With this Spring issue, we return to what made The Bark special when we began publishing almost two decades ago. We’ve often been called The New Yorker for dog lovers, probably because we tend to favor well-crafted, long form narrative essays and expository journalism. An essay, “Is It Time?” by Suzanne Roberts is the perfect example; when considering that question, the one we all dread, a longer treatment works best. As a perfect complement to Roberts’ piece, Katherine Goldberg, DVM, shares her experience as a hospice-care practitioner. It’s never easy to be confronted with the questions raised in these stories, but we believe you will be better equipped to do so after reading them. John Woestendiek tackles another question we all grapple with in “Finding Dr. Right”; as background, we asked you to tell us what you thought of your vets, what they might be missing and what they got just right.
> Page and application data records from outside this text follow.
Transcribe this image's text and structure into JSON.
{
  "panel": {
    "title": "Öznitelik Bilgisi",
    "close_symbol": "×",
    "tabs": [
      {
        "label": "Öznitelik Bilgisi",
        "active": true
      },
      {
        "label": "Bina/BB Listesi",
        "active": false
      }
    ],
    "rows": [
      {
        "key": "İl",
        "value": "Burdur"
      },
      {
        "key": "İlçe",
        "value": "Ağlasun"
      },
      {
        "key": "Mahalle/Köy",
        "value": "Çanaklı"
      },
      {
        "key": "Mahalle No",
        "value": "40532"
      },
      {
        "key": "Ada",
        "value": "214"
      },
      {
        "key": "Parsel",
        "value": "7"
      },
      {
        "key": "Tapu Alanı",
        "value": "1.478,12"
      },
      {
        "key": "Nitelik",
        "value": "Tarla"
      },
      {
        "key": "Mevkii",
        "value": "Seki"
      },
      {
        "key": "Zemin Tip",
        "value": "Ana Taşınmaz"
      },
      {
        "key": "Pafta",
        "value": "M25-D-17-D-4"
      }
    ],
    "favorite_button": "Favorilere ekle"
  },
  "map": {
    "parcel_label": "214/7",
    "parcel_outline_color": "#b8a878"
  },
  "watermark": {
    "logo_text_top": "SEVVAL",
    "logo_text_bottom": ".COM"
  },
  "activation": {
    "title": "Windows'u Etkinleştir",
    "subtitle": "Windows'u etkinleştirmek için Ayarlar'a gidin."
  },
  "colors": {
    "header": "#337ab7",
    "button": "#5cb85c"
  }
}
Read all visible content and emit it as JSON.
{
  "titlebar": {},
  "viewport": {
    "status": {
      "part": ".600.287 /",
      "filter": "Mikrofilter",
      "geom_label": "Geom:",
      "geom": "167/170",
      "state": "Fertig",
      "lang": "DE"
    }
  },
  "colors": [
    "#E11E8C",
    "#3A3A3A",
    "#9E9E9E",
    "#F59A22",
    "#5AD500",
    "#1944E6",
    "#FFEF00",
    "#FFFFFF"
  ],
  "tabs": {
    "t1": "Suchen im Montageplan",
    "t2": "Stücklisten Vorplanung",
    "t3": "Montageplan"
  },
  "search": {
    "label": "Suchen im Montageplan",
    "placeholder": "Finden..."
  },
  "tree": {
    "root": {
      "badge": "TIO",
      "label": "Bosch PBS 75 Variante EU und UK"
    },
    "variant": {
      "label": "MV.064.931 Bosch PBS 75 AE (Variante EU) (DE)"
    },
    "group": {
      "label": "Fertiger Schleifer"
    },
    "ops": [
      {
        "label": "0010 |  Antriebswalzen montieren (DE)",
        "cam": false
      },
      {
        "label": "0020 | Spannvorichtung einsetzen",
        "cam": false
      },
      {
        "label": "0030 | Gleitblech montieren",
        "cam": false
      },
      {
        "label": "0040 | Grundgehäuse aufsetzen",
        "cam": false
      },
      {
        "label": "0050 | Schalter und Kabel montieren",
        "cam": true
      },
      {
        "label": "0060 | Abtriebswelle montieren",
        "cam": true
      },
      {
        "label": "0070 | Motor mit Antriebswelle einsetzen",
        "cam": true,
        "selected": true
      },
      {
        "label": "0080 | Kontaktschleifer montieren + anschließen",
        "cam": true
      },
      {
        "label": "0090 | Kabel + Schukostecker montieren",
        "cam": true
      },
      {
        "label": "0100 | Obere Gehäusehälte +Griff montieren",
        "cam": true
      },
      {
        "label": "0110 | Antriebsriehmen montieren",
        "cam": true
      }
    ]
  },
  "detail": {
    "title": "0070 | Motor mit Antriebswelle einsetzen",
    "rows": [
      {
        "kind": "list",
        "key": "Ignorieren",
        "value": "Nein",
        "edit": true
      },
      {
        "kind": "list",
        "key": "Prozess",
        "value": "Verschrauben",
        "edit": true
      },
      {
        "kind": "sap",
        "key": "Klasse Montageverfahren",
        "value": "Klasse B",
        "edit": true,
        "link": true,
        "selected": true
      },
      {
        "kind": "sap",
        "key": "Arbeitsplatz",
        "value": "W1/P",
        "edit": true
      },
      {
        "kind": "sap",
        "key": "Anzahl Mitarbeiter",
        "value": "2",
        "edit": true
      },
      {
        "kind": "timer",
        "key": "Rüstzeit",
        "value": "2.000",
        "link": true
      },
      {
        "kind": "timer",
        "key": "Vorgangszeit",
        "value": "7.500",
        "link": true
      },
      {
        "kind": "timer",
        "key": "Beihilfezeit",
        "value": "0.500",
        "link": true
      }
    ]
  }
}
Dog grooming is not at all a tough job. And one need not think that you need to spend your savings on your dog. Keeping a hygiene environment is what’s most important for you and for your pets as well.
• Understand the basic nutritional requirements of cat: Meat, poultry or fish for the protein source, vitamins, minerals, fatty acids, taurine (essential amino acid) and water are the basic nutrient requirements of your furry friend. They don’t really need carbohydrates but corn, rice or wheat products can be given for a feeling of fullness.
• About canned foods: Don’t keep canned foods out of the can at all, not even for short time. Canned cat food is particularly helpful to add water intake in its diet as many cats don’t go for drinking water by themself on a regular basis.
• Try variety foods: Eating same food daily is boring for us so, how our felines will enjoy it? Giving different food will make it enjoy its food with pleasure and prevent it from becoming finicky. You should give a combination of canned food and dry food accompanied with some healthy treats. It is also observed that it may develop some allergies if given same food day in day out.
Sharing your scoops to your social media accounts is a must to distribute your curated content. Not only will it drive traffic and leads through your content, but it will help show your expertise with your followers.
How to integrate my topics' content to my website?
Integrating your curated content to your website or blog will allow you to increase your website visitors’ engagement, boost SEO and acquire new visitors. By redirecting your social media traffic to your website, Scoop.it will also help you generate more qualified traffic and leads from your curation work.
Distributing your curated content through a newsletter is a great way to nurture and engage your email subscribers will developing your traffic and visibility.
Creating engaging newsletters with your curated content is really easy.